(Supplied material begins)

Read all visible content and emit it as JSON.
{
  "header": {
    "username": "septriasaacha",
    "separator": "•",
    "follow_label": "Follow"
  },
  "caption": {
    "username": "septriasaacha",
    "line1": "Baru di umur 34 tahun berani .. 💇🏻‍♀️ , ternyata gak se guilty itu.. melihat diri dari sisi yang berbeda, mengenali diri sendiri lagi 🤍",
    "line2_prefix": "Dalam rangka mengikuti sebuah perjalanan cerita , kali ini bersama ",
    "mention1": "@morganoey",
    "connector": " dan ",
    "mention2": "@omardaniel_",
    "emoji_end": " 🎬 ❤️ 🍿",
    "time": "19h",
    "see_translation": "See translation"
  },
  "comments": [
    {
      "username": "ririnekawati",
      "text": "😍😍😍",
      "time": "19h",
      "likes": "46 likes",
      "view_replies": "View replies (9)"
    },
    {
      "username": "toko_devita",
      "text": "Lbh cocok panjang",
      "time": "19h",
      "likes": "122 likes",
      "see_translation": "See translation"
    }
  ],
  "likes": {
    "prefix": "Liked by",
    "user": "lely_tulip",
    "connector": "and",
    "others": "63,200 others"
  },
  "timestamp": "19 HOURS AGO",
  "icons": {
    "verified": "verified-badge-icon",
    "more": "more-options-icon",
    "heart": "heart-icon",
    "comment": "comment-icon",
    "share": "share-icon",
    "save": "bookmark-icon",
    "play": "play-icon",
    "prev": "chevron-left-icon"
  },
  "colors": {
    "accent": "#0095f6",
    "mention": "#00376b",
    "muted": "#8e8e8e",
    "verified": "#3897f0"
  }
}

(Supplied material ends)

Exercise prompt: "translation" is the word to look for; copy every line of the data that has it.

Answer:
    "see_translation": "See translation"
      "see_translation": "See translation"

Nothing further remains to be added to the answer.